Konwinski: The race for mayorWritten by Micheal Konwinski | | email@example.com
The race for Toledo’s mayor has Councilman D. Michael Collins versus Mayor Mike Bell — ex-policeman versus ex-fireman, Independent versus Independent. What is interesting about this is that neither is an attorney — they both worked a full career before entering politics — and they are not Democrats. In politics, particularly Toledo politics, this is unusual.
Bell is running a low-key campaign, which basically concentrates on three major points: solving the 2010 deficit “crisis,” bringing new investment into Toledo and reducing crime. Bell cruised to a first-place finish in the primary without too much effort. Whether that was an endorsement of his stewardship or due to the other candidates knocking each other off remains to be seen.
Collins, on the other hand, was expected to finish in the back of the pack. Indeed, he was listed as a “second tier” candidate (I was designated a “third tier” candidate) behind Bell and Anita Lopez. Collins finished second through a combination of hard work and a decent message, and benefited from the Lopez/Joe McNamara crash. My NASCAR analogy is that Bell had a comfortable lead as McNamara kept banging on Lopez’s bumper attempting to pass her and she lost control, wrecking both herself and McNamara. This enabled Collins to miss the accident and speed ahead into second. Alan Cox and I were lapped, and Opal Covey spent most of her time in the pits.
I watched Bell and Collins in all of the primary forums, the Ottawa Tavern discussions and the first debate between them. I have also looked at their websites and talked to them briefly during the primary. Both of them seem to be nice guys who want to do what’s right for Toledo, and neither one will embarrass Toledo.
The one thing that did please me about Collins’ win was that he did it without spending a huge amount of money. It was nice to see that you can win a primary without spending $100,000. It gives hope to future candidates. I am also amused to see Carty Finkbeiner, Jack Ford and other Democrats scrambling to reach out to Collins in an effort to keep themselves relevant.
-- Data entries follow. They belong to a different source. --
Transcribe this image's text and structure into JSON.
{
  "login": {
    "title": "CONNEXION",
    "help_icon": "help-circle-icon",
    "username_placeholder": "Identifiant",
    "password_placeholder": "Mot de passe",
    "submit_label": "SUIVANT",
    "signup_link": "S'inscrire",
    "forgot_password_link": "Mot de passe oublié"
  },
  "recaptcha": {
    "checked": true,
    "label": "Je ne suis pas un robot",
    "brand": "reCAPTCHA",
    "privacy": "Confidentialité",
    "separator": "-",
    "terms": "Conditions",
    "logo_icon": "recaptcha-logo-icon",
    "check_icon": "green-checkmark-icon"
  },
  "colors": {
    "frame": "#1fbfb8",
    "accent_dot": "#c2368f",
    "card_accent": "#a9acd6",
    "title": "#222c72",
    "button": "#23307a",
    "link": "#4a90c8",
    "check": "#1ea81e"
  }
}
Bell has the advantage of incumbency, and in Toledo, that is a huge advantage. Toledo has always seemed to have a fatalistic approach to city government. While I was collecting my signatures, many people wished me luck, but would then say “You know, they are not gonna let you do those things,” referring to the cuts I planned to make. Nobody could really tell me who “they” were, but the inference was the other politicians, their supporters and the mysterious “others” who lurk around One Government Center. That got me to thinking that not only did I have to show voters that I could do the job, I had to convince them that I wouldn’t “screw up” if elected. It seemed that people were so frustrated with the mayors prior to Bell that as long as Bell didn’t drive the city motorcycle over a fiscal cliff, the voters would be happy.
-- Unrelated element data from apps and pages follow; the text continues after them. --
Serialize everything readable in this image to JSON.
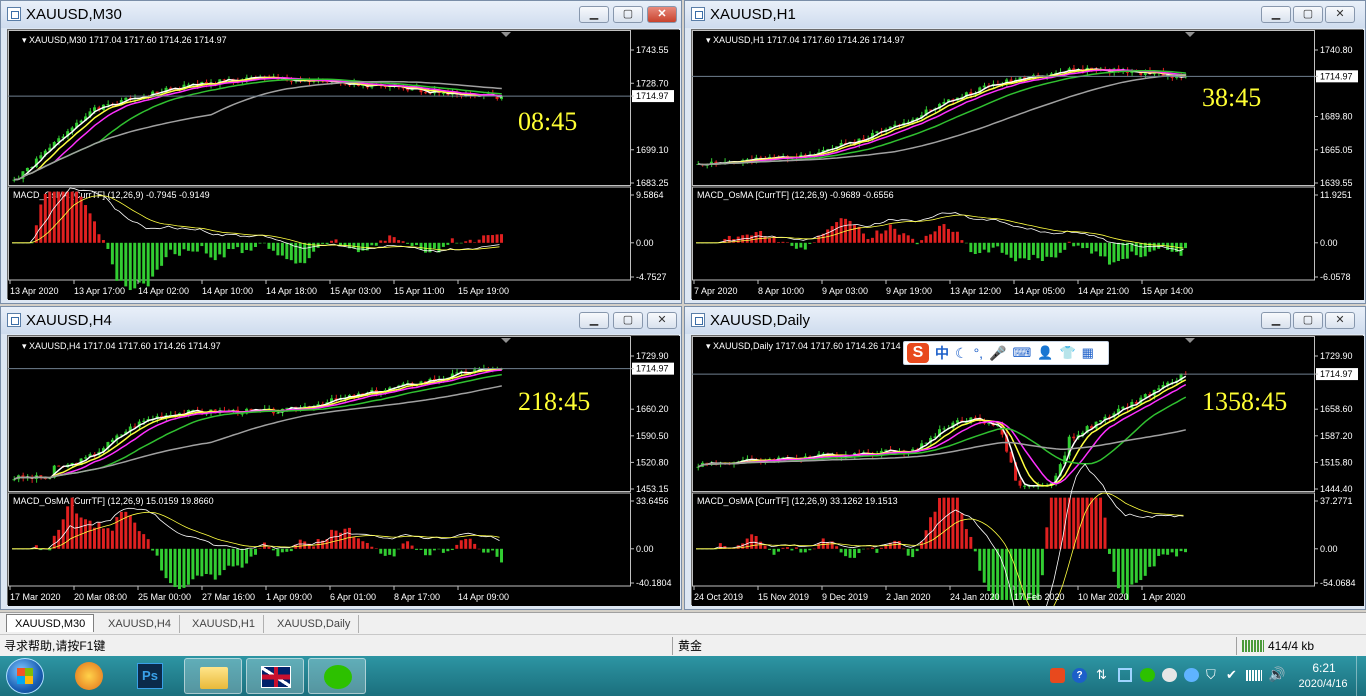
{
  "windows": [
    {
      "title": "XAUUSD,M30",
      "info": "XAUUSD,M30  1717.04 1717.60 1714.26 1714.97",
      "timer": "08:45",
      "price_ticks": [
        "1743.55",
        "1728.70",
        "1714.97",
        "1699.10",
        "1683.25"
      ],
      "macd_label": "MACD_OsMA [CurrTF] (12,26,9) -0.7945 -0.9149",
      "macd_ticks": [
        "9.5864",
        "0.00",
        "-4.7527"
      ],
      "time_ticks": [
        "13 Apr 2020",
        "13 Apr 17:00",
        "14 Apr 02:00",
        "14 Apr 10:00",
        "14 Apr 18:00",
        "15 Apr 03:00",
        "15 Apr 11:00",
        "15 Apr 19:00"
      ]
    },
    {
      "title": "XAUUSD,H1",
      "info": "XAUUSD,H1  1717.04 1717.60 1714.26 1714.97",
      "timer": "38:45",
      "price_ticks": [
        "1740.80",
        "1714.97",
        "1689.80",
        "1665.05",
        "1639.55"
      ],
      "macd_label": "MACD_OsMA [CurrTF] (12,26,9) -0.9689 -0.6556",
      "macd_ticks": [
        "11.9251",
        "0.00",
        "-6.0578"
      ],
      "time_ticks": [
        "7 Apr 2020",
        "8 Apr 10:00",
        "9 Apr 03:00",
        "9 Apr 19:00",
        "13 Apr 12:00",
        "14 Apr 05:00",
        "14 Apr 21:00",
        "15 Apr 14:00"
      ]
    },
    {
      "title": "XAUUSD,H4",
      "info": "XAUUSD,H4  1717.04 1717.60 1714.26 1714.97",
      "timer": "218:45",
      "price_ticks": [
        "1729.90",
        "1714.97",
        "1660.20",
        "1590.50",
        "1520.80",
        "1453.15"
      ],
      "macd_label": "MACD_OsMA [CurrTF] (12,26,9) 15.0159 19.8660",
      "macd_ticks": [
        "33.6456",
        "0.00",
        "-40.1804"
      ],
      "time_ticks": [
        "17 Mar 2020",
        "20 Mar 08:00",
        "25 Mar 00:00",
        "27 Mar 16:00",
        "1 Apr 09:00",
        "6 Apr 01:00",
        "8 Apr 17:00",
        "14 Apr 09:00"
      ]
    },
    {
      "title": "XAUUSD,Daily",
      "info": "XAUUSD,Daily  1717.04 1717.60 1714.26 1714",
      "timer": "1358:45",
      "price_ticks": [
        "1729.90",
        "1714.97",
        "1658.60",
        "1587.20",
        "1515.80",
        "1444.40"
      ],
      "macd_label": "MACD_OsMA [CurrTF] (12,26,9) 33.1262 19.1513",
      "macd_ticks": [
        "37.2771",
        "0.00",
        "-54.0684"
      ],
      "time_ticks": [
        "24 Oct 2019",
        "15 Nov 2019",
        "9 Dec 2019",
        "2 Jan 2020",
        "24 Jan 2020",
        "17 Feb 2020",
        "10 Mar 2020",
        "1 Apr 2020"
      ]
    }
  ],
  "ime": {
    "mode": "中"
  },
  "tabs": [
    "XAUUSD,M30",
    "XAUUSD,H4",
    "XAUUSD,H1",
    "XAUUSD,Daily"
  ],
  "status": {
    "help": "寻求帮助,请按F1键",
    "profile": "黄金",
    "traffic": "414/4 kb"
  },
  "taskbar": {
    "time": "6:21",
    "date": "2020/4/16"
  },
  "colors": {
    "bull": "#32cd32",
    "bear": "#e02020",
    "ma_fast": "#ffffff",
    "ma_yellow": "#ffff40",
    "ma_magenta": "#ff30ff",
    "ma_green": "#30c030",
    "ma_gray": "#a0a0a0",
    "timer": "#ffff33"
  }
}
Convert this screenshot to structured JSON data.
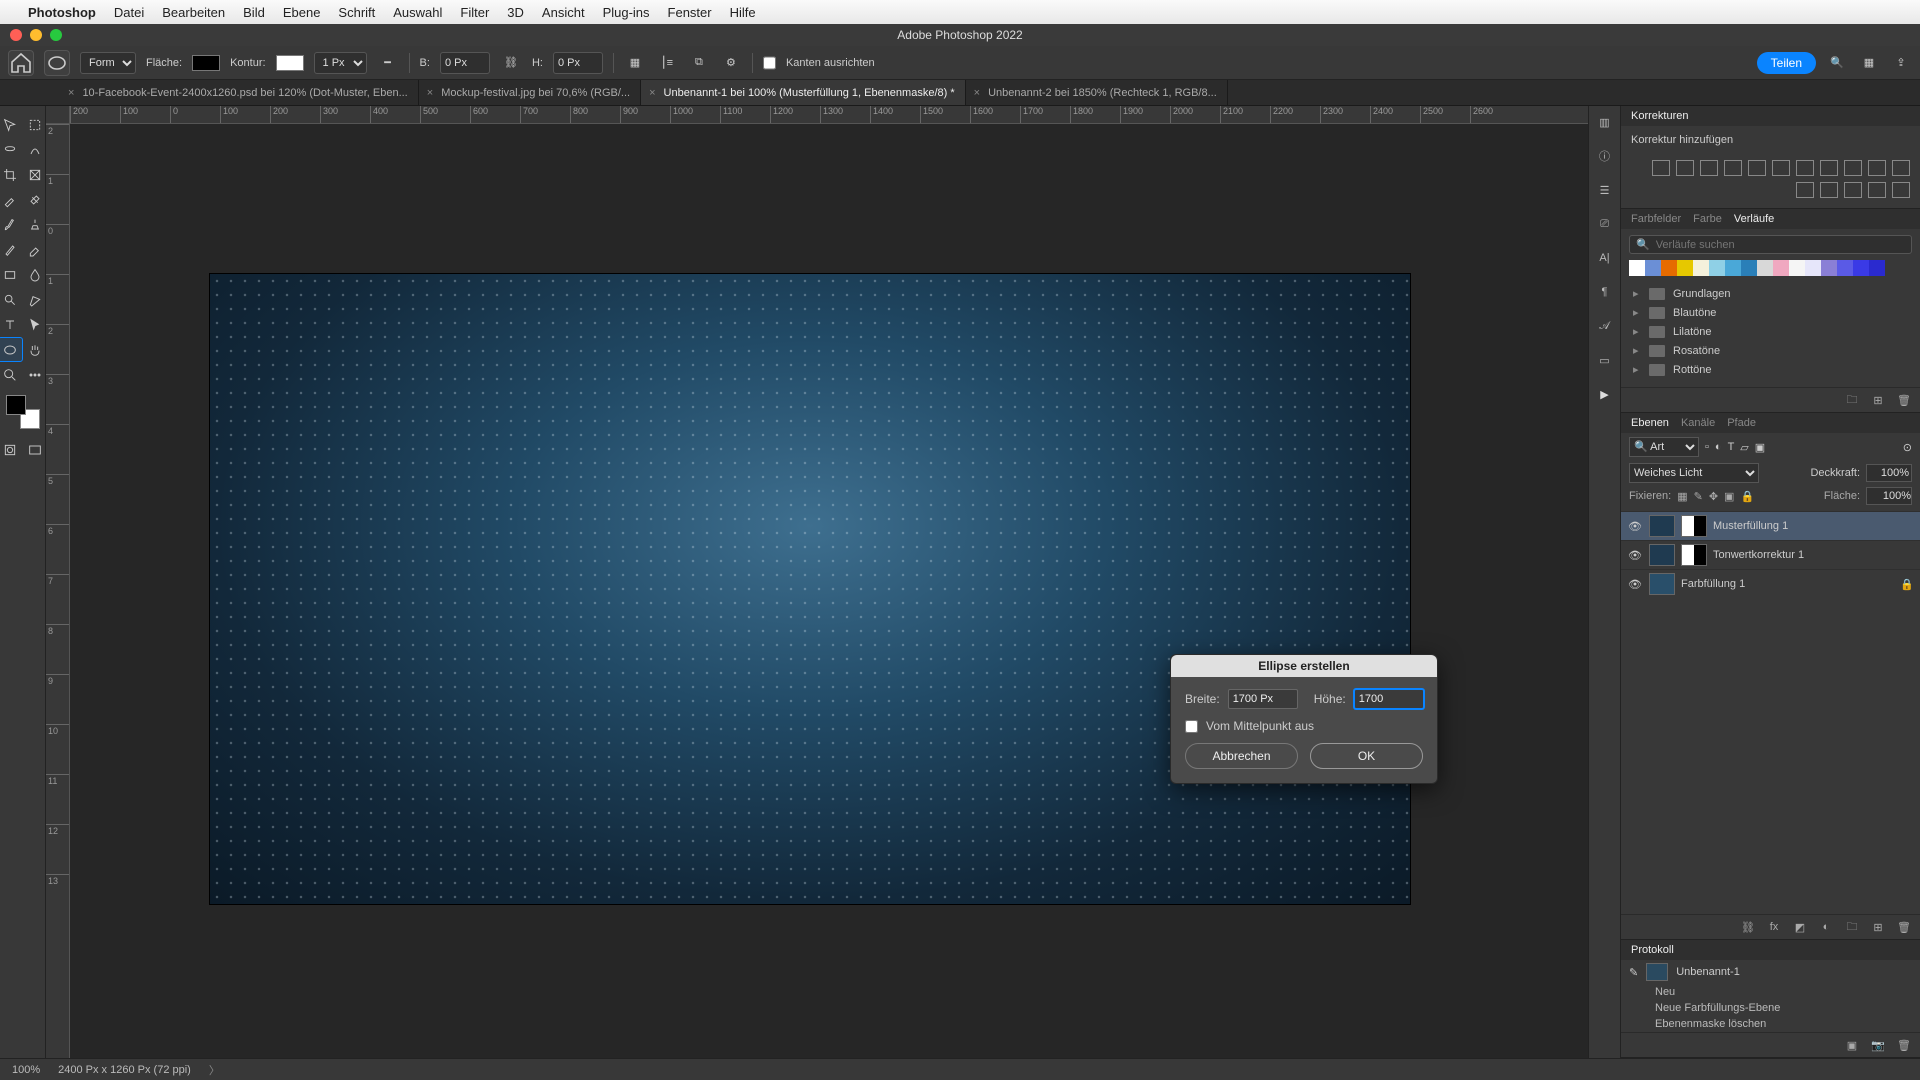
{
  "mac_menu": {
    "apple": "",
    "app": "Photoshop",
    "items": [
      "Datei",
      "Bearbeiten",
      "Bild",
      "Ebene",
      "Schrift",
      "Auswahl",
      "Filter",
      "3D",
      "Ansicht",
      "Plug-ins",
      "Fenster",
      "Hilfe"
    ]
  },
  "titlebar": {
    "title": "Adobe Photoshop 2022"
  },
  "optbar": {
    "mode_label": "Form",
    "fill_label": "Fläche:",
    "stroke_label": "Kontur:",
    "stroke_size": "1 Px",
    "w_label": "B:",
    "w_val": "0 Px",
    "h_label": "H:",
    "h_val": "0 Px",
    "align_label": "Kanten ausrichten",
    "share": "Teilen"
  },
  "tabs": [
    {
      "label": "10-Facebook-Event-2400x1260.psd bei 120% (Dot-Muster, Eben...",
      "active": false
    },
    {
      "label": "Mockup-festival.jpg bei 70,6% (RGB/...",
      "active": false
    },
    {
      "label": "Unbenannt-1 bei 100% (Musterfüllung 1, Ebenenmaske/8) *",
      "active": true
    },
    {
      "label": "Unbenannt-2 bei 1850% (Rechteck 1, RGB/8...",
      "active": false
    }
  ],
  "ruler_h": [
    "200",
    "100",
    "0",
    "100",
    "200",
    "300",
    "400",
    "500",
    "600",
    "700",
    "800",
    "900",
    "1000",
    "1100",
    "1200",
    "1300",
    "1400",
    "1500",
    "1600",
    "1700",
    "1800",
    "1900",
    "2000",
    "2100",
    "2200",
    "2300",
    "2400",
    "2500",
    "2600"
  ],
  "ruler_v": [
    "2",
    "1",
    "0",
    "1",
    "2",
    "3",
    "4",
    "5",
    "6",
    "7",
    "8",
    "9",
    "10",
    "11",
    "12",
    "13"
  ],
  "dialog": {
    "title": "Ellipse erstellen",
    "width_label": "Breite:",
    "width_val": "1700 Px",
    "height_label": "Höhe:",
    "height_val": "1700",
    "center_label": "Vom Mittelpunkt aus",
    "cancel": "Abbrechen",
    "ok": "OK"
  },
  "adjust_panel": {
    "title": "Korrekturen",
    "add": "Korrektur hinzufügen"
  },
  "gradients_panel": {
    "tabs": [
      "Farbfelder",
      "Farbe",
      "Verläufe"
    ],
    "search_ph": "Verläufe suchen",
    "swatches": [
      "#ffffff",
      "#6b8fd6",
      "#e66b00",
      "#e6c800",
      "#f5f1dc",
      "#8fd0e6",
      "#4aa8d8",
      "#2a7fb8",
      "#d8d8d8",
      "#f0a8c0",
      "#f5f5f5",
      "#e6e6fa",
      "#8a7fd6",
      "#5a5ae6",
      "#3a3ae6",
      "#2a2acf"
    ],
    "folders": [
      "Grundlagen",
      "Blautöne",
      "Lilatöne",
      "Rosatöne",
      "Rottöne"
    ]
  },
  "layers_panel": {
    "tabs": [
      "Ebenen",
      "Kanäle",
      "Pfade"
    ],
    "kind": "Art",
    "blend": "Weiches Licht",
    "opacity_label": "Deckkraft:",
    "opacity": "100%",
    "lock_label": "Fixieren:",
    "fill_label": "Fläche:",
    "fill": "100%",
    "layers": [
      {
        "name": "Musterfüllung 1",
        "sel": true,
        "mask": true
      },
      {
        "name": "Tonwertkorrektur 1",
        "sel": false,
        "mask": true
      },
      {
        "name": "Farbfüllung 1",
        "sel": false,
        "mask": false,
        "locked": true
      }
    ]
  },
  "history_panel": {
    "title": "Protokoll",
    "doc": "Unbenannt-1",
    "steps": [
      "Neu",
      "Neue Farbfüllungs-Ebene",
      "Ebenenmaske löschen"
    ]
  },
  "status": {
    "zoom": "100%",
    "dims": "2400 Px x 1260 Px (72 ppi)"
  }
}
The mission that Collins has is to not only show that he is different from Bell — he has to be specific in how he will improve the city, prove to the voters that he will not let the mysterious “they” control him and assure them that he won’t screw it up. It won’t be easy; the history of Toledo politics is that we would rather avoid failure than risk success. We would rather keep handing the ball off than risk the interception. Just look at who we keep sending to Congress.
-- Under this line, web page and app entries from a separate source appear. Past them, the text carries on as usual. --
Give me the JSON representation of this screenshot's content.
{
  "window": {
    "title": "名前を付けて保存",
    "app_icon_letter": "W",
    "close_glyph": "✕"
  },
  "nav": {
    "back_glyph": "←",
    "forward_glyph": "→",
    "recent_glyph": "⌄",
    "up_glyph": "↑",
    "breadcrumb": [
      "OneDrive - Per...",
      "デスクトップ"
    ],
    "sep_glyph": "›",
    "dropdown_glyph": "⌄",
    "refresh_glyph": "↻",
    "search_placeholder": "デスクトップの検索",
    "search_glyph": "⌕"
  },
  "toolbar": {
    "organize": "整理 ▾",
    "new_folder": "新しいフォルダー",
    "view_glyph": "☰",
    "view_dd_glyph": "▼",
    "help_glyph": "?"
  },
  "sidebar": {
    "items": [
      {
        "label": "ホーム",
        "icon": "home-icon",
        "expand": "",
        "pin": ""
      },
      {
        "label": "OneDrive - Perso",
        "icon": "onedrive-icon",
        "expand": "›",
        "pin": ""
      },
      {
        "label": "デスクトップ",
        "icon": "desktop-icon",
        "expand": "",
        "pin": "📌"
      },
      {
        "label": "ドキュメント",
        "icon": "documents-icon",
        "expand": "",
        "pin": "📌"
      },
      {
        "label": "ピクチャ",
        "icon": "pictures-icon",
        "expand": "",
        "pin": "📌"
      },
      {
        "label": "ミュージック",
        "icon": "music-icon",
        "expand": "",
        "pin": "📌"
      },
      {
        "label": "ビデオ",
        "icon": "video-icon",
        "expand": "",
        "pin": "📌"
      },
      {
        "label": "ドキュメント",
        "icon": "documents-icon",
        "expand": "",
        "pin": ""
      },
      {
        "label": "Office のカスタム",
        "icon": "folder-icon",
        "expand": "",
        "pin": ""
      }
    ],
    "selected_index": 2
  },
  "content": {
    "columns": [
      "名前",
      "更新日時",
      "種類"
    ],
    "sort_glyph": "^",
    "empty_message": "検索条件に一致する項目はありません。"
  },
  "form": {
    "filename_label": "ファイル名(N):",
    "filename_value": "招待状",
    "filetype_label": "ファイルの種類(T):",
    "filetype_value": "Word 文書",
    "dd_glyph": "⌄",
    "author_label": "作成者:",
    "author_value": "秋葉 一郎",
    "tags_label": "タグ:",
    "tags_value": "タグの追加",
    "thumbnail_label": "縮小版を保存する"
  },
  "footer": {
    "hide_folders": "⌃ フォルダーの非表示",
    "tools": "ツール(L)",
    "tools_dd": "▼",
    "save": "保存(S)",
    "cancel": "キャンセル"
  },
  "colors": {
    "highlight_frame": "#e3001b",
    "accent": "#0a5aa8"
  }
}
Michael Konwinski is a lifelong Toledoan. He graduated from the University of Toledo in 1978. He worked for the City of Toledo, retiring in December of 2012 after almost 31 years. He was the Libertarian candidate for mayor in the recent primary election.